Originally published in 1986. This work remains of compelling interest to those concerned with the natural sciences and their social problems. It puts forward original and unorthodox ideas about the philosophy of and sociology of science, starting from the conviction that modern societies face deep problems arising from unresolved dilemmas about the meaning, content and technical applications of the theories of nature they employ. The book draws on insights developed within a variety of traditions to explore these problems, especially the work of Edmund Husserl and modern critical theory.
Table of Contents
Part 1: The Sociology of science: Issues and Hypotheses, orientations and disorientations. Part 2: Husserl: Insights and Dilemmas. Part 3: Objectivist Science and Capitalism: The possibility of non-objectivist science. Part 4: The diversity within modern science. Part 5: Introduction to the sociology of objectivity
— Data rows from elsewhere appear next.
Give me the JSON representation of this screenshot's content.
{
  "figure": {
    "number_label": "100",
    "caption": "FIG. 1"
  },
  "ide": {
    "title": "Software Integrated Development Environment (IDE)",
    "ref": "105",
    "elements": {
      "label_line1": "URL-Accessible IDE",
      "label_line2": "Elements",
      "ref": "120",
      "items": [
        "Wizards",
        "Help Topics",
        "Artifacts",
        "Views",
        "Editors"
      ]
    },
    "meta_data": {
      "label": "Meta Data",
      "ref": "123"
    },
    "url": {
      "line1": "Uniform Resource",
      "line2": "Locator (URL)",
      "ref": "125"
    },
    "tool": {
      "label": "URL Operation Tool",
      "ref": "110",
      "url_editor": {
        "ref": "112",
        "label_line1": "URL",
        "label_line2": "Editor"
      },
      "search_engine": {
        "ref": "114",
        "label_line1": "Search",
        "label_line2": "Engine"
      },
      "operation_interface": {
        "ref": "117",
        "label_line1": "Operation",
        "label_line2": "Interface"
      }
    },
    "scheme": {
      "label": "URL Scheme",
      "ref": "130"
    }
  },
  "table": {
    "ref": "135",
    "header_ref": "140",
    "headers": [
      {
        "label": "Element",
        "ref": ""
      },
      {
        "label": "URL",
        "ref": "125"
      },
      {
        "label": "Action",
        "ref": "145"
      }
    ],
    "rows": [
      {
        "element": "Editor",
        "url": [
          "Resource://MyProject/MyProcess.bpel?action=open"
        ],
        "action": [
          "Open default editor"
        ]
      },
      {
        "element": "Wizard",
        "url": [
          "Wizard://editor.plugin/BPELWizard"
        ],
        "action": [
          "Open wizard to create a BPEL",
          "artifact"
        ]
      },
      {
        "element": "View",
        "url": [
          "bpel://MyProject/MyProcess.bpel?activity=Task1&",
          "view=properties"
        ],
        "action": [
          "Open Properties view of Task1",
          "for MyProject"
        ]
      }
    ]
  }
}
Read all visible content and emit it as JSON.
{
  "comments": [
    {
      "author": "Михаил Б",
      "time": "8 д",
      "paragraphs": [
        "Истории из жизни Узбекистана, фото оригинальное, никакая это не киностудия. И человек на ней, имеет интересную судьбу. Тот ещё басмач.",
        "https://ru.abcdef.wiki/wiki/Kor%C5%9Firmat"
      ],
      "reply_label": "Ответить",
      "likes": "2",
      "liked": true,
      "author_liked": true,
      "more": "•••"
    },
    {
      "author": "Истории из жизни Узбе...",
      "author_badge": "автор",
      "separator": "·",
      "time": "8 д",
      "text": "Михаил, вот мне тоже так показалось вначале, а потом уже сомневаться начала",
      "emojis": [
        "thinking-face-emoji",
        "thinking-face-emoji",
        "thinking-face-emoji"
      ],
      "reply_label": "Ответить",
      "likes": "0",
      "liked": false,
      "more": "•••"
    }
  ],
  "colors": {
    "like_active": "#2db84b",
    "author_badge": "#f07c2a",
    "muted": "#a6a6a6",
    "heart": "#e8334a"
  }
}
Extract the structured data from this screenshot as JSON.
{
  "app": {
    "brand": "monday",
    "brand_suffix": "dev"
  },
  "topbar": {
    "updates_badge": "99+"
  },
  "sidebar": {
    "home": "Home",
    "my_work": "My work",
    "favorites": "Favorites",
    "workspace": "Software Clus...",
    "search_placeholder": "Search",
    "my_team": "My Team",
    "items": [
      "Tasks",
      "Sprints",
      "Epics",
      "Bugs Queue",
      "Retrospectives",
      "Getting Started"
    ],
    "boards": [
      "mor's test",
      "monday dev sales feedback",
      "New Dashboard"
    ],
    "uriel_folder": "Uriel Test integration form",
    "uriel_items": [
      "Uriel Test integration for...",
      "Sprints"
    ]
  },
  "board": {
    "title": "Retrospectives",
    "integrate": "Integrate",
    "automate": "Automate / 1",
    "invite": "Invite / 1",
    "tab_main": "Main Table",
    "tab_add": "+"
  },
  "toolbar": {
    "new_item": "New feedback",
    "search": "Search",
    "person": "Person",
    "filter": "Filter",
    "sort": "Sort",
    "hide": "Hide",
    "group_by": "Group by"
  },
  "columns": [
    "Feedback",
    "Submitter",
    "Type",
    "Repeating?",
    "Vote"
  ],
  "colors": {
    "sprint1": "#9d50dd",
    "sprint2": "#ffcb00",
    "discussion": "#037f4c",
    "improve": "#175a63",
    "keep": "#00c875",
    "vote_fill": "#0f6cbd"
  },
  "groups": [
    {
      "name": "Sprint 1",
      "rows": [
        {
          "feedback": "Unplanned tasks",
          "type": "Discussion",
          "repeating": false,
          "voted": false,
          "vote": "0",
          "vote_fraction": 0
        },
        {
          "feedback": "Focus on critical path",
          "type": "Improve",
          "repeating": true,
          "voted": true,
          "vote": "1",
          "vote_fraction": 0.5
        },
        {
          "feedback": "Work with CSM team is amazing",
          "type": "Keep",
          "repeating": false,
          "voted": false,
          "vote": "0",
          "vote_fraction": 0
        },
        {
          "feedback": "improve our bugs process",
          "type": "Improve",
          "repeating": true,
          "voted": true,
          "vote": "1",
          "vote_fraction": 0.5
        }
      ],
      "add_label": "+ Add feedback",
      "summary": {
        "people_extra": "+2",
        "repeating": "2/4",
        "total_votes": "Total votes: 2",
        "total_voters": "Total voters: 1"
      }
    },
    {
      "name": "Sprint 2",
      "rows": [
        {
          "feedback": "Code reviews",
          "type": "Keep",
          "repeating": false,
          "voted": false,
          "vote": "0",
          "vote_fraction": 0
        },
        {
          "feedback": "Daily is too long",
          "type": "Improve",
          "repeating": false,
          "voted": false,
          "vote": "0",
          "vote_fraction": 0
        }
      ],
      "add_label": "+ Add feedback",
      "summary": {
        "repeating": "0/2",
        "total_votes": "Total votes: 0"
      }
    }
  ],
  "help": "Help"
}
Paul Komesaroff is a physician, researcher and philosopher at Monash University in Melbourne, Australia, where he is Professor of Medicine and Director of the Centre for the Study of Ethics in Medicine and Society.